We will never know if this controversial law, which was denigrated by high-level economists, would have really lowered prices or only worsened the situation. Still, Lapid (and his people) can freely blame the prime minister for the current situation. Thus, he also manages to dodge the negative effect of the state comptroller’s report that examined the failure of the housing crisis and found many shortcomings in the conduct of Netanyahu’s government. Lapid, who was finance minister for almost two years in that same government, managed to avoid being the focus of criticism.
In the current election campaign in which great forces in the political and media-based systems are operating to replace Netanyahu, it is easy for Lapid to find a receptive ear to his version of blaming Netanyahu, even though it is clear to everyone that he made severe mistakes during his term of office.
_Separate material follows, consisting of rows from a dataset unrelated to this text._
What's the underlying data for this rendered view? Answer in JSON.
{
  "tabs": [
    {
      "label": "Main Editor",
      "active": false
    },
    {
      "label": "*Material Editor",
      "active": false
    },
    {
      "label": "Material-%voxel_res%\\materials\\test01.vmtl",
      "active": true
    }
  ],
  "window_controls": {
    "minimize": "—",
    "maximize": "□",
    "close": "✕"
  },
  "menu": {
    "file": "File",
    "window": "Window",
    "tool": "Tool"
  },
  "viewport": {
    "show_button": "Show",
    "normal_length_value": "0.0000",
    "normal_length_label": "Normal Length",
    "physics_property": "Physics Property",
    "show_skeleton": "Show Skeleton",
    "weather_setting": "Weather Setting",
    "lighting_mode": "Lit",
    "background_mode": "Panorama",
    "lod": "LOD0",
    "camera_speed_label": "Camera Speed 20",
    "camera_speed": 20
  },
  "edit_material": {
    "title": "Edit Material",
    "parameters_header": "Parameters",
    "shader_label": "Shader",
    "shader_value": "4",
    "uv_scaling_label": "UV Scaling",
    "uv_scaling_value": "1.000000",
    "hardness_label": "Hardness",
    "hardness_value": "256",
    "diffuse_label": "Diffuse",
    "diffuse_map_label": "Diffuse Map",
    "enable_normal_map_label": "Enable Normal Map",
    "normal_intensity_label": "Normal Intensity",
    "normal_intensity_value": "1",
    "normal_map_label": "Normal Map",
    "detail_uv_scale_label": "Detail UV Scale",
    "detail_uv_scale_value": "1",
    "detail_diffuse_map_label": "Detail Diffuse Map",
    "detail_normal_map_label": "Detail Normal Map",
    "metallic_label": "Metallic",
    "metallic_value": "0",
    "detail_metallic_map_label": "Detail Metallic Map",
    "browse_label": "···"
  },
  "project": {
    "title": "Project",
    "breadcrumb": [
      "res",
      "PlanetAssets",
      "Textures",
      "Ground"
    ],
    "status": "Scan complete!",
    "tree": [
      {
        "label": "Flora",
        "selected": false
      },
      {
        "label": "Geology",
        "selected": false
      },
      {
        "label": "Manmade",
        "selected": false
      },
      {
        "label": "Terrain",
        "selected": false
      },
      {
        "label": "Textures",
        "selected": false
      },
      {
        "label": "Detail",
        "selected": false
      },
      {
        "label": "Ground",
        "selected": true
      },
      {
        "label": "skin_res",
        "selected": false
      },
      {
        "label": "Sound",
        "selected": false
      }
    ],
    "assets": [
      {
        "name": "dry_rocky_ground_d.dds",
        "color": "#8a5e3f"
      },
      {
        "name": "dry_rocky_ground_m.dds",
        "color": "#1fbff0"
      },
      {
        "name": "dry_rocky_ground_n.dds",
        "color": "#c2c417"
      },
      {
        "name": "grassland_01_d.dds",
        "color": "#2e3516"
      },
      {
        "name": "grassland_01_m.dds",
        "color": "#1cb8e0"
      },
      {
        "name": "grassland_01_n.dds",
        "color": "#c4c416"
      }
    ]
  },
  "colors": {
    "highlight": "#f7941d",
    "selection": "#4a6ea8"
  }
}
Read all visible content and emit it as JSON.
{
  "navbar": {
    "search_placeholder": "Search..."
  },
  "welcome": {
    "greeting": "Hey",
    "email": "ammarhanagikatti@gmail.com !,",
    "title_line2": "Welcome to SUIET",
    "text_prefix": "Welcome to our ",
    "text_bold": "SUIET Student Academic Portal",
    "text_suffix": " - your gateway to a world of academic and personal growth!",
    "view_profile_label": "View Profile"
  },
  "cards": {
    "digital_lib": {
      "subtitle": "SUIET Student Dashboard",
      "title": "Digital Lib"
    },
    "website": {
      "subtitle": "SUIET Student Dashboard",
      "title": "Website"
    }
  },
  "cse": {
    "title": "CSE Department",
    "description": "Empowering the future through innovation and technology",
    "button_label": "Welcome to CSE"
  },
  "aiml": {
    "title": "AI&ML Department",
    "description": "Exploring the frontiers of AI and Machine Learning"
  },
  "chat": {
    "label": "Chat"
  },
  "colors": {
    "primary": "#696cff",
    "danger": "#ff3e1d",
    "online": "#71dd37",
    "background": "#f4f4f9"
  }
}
He talks about how Netanyahu attempted to trip him up at the very beginning by maneuvering him into the Finance Ministry during a period of budgetary cutbacks. Simultaneously, with regard to the diplomatic sphere, the Yesh Atid chair still juggles the two political camps: to right-wing voters he hints that he would go with Netanyahu, and to the left-wing public he says there is no chance he would sit with the Likud.
In the intense anti-Bibi atmosphere, Lapid managed to hide the fact that after the 2013 elections, he was the one to force Netanyahu to bring Economy and Trade Minister Naftali Bennett and his radical right-wing party HaBayit HaYehudi into the government. Lapid has managed to deflect public opinion away from the fact that he was a senior minister in a government mired in political stagnation and marked by deterioration of relations with the United States. Why is Lapid receiving a second chance from so many voters? Probably because he is successful in convincing the public that he had good intentions, and that his first attempt was nipped in the bud. But even more than that, he succeeds because no other alternative candidate has arisen in the last two years, able to sweep the public as he did — and this, while the social justice protest atmosphere still blows in the wind, searching for charismatic leadership to lead it.